Mayor told me that it was “exciting it was to realize that the chemical mystery of the warrior women’s folk medicine, invented more than 2,000 years ago, was solved by the 2021 Nobel Prize for Medicine!” The brassica cabbage, Mayor added, wasn’t the only way that saddle-sore Amazons learned to unwind and care for their bodies. Besides their discovery of warming massage lotions, the historian Herodotus says that they enjoyed steam baths featuring intoxicating cannabis vapors. They even used hemp to make their famous lassos. After hours on horseback in battle who doesn’t need a hot bath and some THC to take the edge off?
The process, if you were asking for a friend, is described in detail by Herodotus: “They toss handfuls of kannabis seeds onto the heated stones. These seeds smolder and smoke and create great clouds of steam.” In her forthcoming book, Flying Snakes and Griffin Claws Mayor calls this the ancient version of hot boxing. Herodotus enthusiastically endorses it as far superior to Greek vapor-baths. Just as some use medical marijuana today, these uses of cannabis might also have helped with pain management but there’s no evidence that the Amazons used cannabis in battle. It was a work hard, play hard way of life.
The Amazons also made face masks using cypress, cedar and frankincense, proving that self-care can be a priority even for the busiest ancient warriors. Frankincense is an antiseptic with anti-inflammatory properties. Some recent research, Mayor told me, suggests that it may even help alleviate depression. Like the best modern beauty masks, the cosmetic paste was worn overnight and removed in the morning.
While it might seem unfair that anonymous ancient women discover medically effective treatments only for modern men to get a Nobel prize for explaining how it works, research like this proves both that science and history can work hand in hand in the present. So-called “primitive” ancient cultures weren’t so primitive or clueless after all.
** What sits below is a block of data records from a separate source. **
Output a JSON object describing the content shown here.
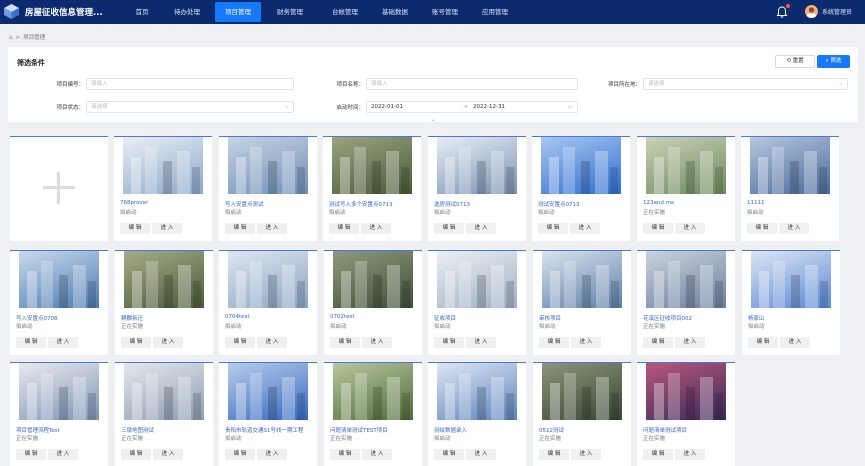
{
  "header": {
    "app_title": "房屋征收信息管理...",
    "nav": [
      "首页",
      "待办处理",
      "项目管理",
      "财务管理",
      "台帐管理",
      "基础数据",
      "账号管理",
      "应用管理"
    ],
    "active_nav": "项目管理",
    "user_name": "系统管理员"
  },
  "breadcrumb": {
    "home_icon": "home-icon",
    "separator": ">",
    "current": "项目管理"
  },
  "filter": {
    "title": "筛选条件",
    "reset_label": "重置",
    "filter_label": "筛选",
    "fields": {
      "project_no": {
        "label": "项目编号：",
        "placeholder": "请输入"
      },
      "project_name": {
        "label": "项目名称：",
        "placeholder": "请输入"
      },
      "region": {
        "label": "项目所在地：",
        "placeholder": "请选择"
      },
      "status": {
        "label": "项目状态：",
        "placeholder": "请选择"
      },
      "start_time": {
        "label": "启动时间：",
        "from": "2022-01-01",
        "arrow": "→",
        "to": "2022-12-31"
      }
    }
  },
  "projects": [
    {
      "name": "768prover",
      "status": "拟启动",
      "edit": "编 辑",
      "enter": "进 入"
    },
    {
      "name": "写入安置点测试",
      "status": "拟启动",
      "edit": "编 辑",
      "enter": "进 入"
    },
    {
      "name": "测试写入多个安置点0713",
      "status": "拟启动",
      "edit": "编 辑",
      "enter": "进 入"
    },
    {
      "name": "选房测试0713",
      "status": "拟启动",
      "edit": "编 辑",
      "enter": "进 入"
    },
    {
      "name": "测试安置点0713",
      "status": "拟启动",
      "edit": "编 辑",
      "enter": "进 入"
    },
    {
      "name": "123and me",
      "status": "正在实施",
      "edit": "编 辑",
      "enter": "进 入"
    },
    {
      "name": "11111",
      "status": "拟启动",
      "edit": "编 辑",
      "enter": "进 入"
    },
    {
      "name": "写入安置点0708",
      "status": "拟启动",
      "edit": "编 辑",
      "enter": "进 入"
    },
    {
      "name": "麒麟拆迁",
      "status": "正在实施",
      "edit": "编 辑",
      "enter": "进 入"
    },
    {
      "name": "0704test",
      "status": "拟启动",
      "edit": "编 辑",
      "enter": "进 入"
    },
    {
      "name": "0702test",
      "status": "拟启动",
      "edit": "编 辑",
      "enter": "进 入"
    },
    {
      "name": "征收项目",
      "status": "拟启动",
      "edit": "编 辑",
      "enter": "进 入"
    },
    {
      "name": "审核项目",
      "status": "拟启动",
      "edit": "编 辑",
      "enter": "进 入"
    },
    {
      "name": "花溪区征收项目002",
      "status": "正在实施",
      "edit": "编 辑",
      "enter": "进 入"
    },
    {
      "name": "杨家山",
      "status": "拟启动",
      "edit": "编 辑",
      "enter": "进 入"
    },
    {
      "name": "项目管理流程Test",
      "status": "正在实施",
      "edit": "编 辑",
      "enter": "进 入"
    },
    {
      "name": "三墩地图测试",
      "status": "正在实施",
      "edit": "编 辑",
      "enter": "进 入"
    },
    {
      "name": "贵阳市轨道交通S1号线一期工程",
      "status": "拟启动",
      "edit": "编 辑",
      "enter": "进 入"
    },
    {
      "name": "问题清单测试TEST项目",
      "status": "正在实施",
      "edit": "编 辑",
      "enter": "进 入"
    },
    {
      "name": "测绘数据录入",
      "status": "拟启动",
      "edit": "编 辑",
      "enter": "进 入"
    },
    {
      "name": "0512测试",
      "status": "正在实施",
      "edit": "编 辑",
      "enter": "进 入"
    },
    {
      "name": "问题清单测试项目",
      "status": "正在实施",
      "edit": "编 辑",
      "enter": "进 入"
    }
  ],
  "colors": {
    "header_bg": "#0c2a6e",
    "accent": "#1677ff",
    "link": "#3a66c9"
  }
}
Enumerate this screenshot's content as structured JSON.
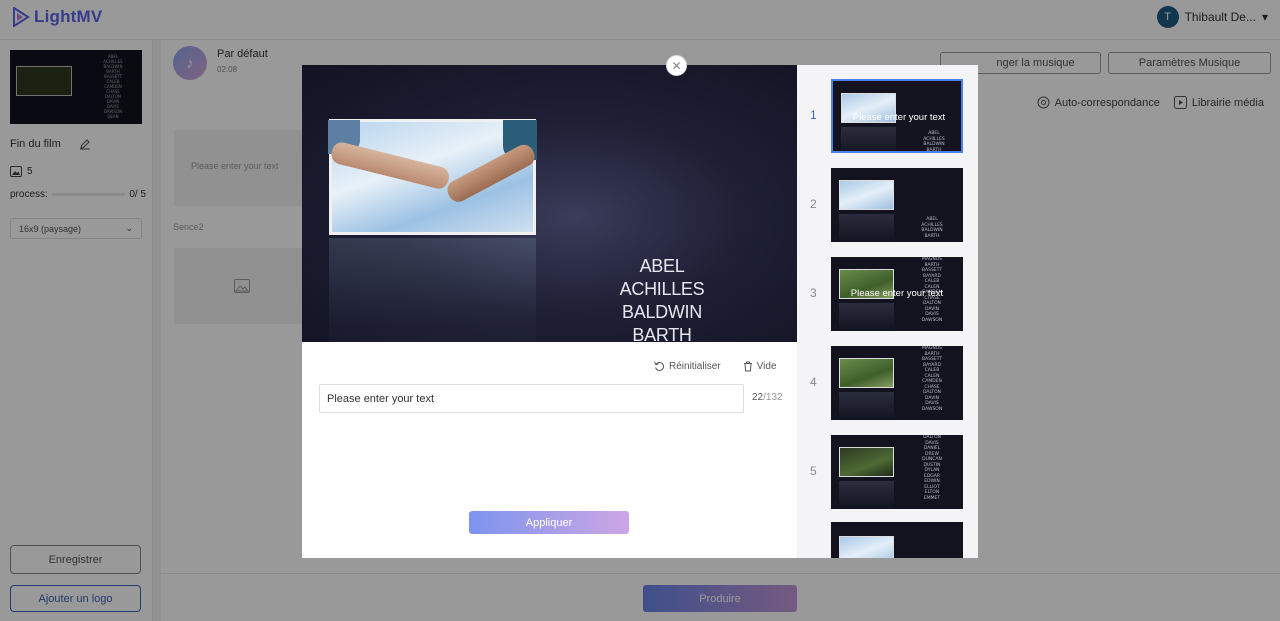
{
  "app": {
    "logo_text": "LightMV",
    "brand_color": "#5b63e8",
    "user_initial": "T",
    "user_name": "Thibault De..."
  },
  "sidebar": {
    "film_title": "Fin du film",
    "photo_count": "5",
    "process_label": "process:",
    "process_value": "0/ 5",
    "ratio_selected": "16x9 (paysage)",
    "save_label": "Enregistrer",
    "logo_label": "Ajouter un logo"
  },
  "main": {
    "music_name": "Par défaut",
    "music_time": "02:08",
    "change_music_label": "nger la musique",
    "music_settings_label": "Paramètres Musique",
    "auto_match_label": "Auto-correspondance",
    "media_library_label": "Librairie média",
    "scene1_placeholder": "Please enter your text",
    "scene2_label": "Sence2",
    "produce_label": "Produire"
  },
  "modal": {
    "credits": [
      "ABEL",
      "ACHILLES",
      "BALDWIN",
      "BARTH"
    ],
    "reset_label": "Réinitialiser",
    "clear_label": "Vide",
    "text_value": "Please enter your text",
    "counter_current": "22",
    "counter_max": "/132",
    "apply_label": "Appliquer",
    "scenes": [
      {
        "num": "1",
        "active": true,
        "overlay_text": "Please enter your text",
        "list": [
          "ABEL",
          "ACHILLES",
          "BALDWIN",
          "BARTH"
        ]
      },
      {
        "num": "2",
        "active": false,
        "overlay_text": "",
        "list": [
          "ABEL",
          "ACHILLES",
          "BALDWIN",
          "BARTH"
        ]
      },
      {
        "num": "3",
        "active": false,
        "overlay_text": "Please enter your text",
        "list": [
          "MAGNUS",
          "BARTH",
          "BASSETT",
          "BAYARD",
          "CALEB",
          "CALEN",
          "CAMDEN",
          "CHASE",
          "DALTON",
          "DAVIN",
          "DAVIS",
          "DAWSON"
        ]
      },
      {
        "num": "4",
        "active": false,
        "overlay_text": "",
        "list": [
          "MAGNUS",
          "BARTH",
          "BASSETT",
          "BAYARD",
          "CALEB",
          "CALEN",
          "CAMDEN",
          "CHASE",
          "DALTON",
          "DAVIN",
          "DAVIS",
          "DAWSON"
        ]
      },
      {
        "num": "5",
        "active": false,
        "overlay_text": "",
        "list": [
          "DALTON",
          "DAVIS",
          "DANIEL",
          "DREW",
          "DUNCAN",
          "DUSTIN",
          "DYLAN",
          "EDGAR",
          "EDWIN",
          "ELLIOT",
          "ELTON",
          "EMMET"
        ]
      }
    ],
    "accent_color": "#3a63d8"
  }
}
They may not have understood the chemistry of their treatments but, frankly, nor do most of us. While it’s unlikely that Julius and Patapoutian will divert time from their important research to investigate the anti-aging properties of cedar and frankincense, perhaps someone should.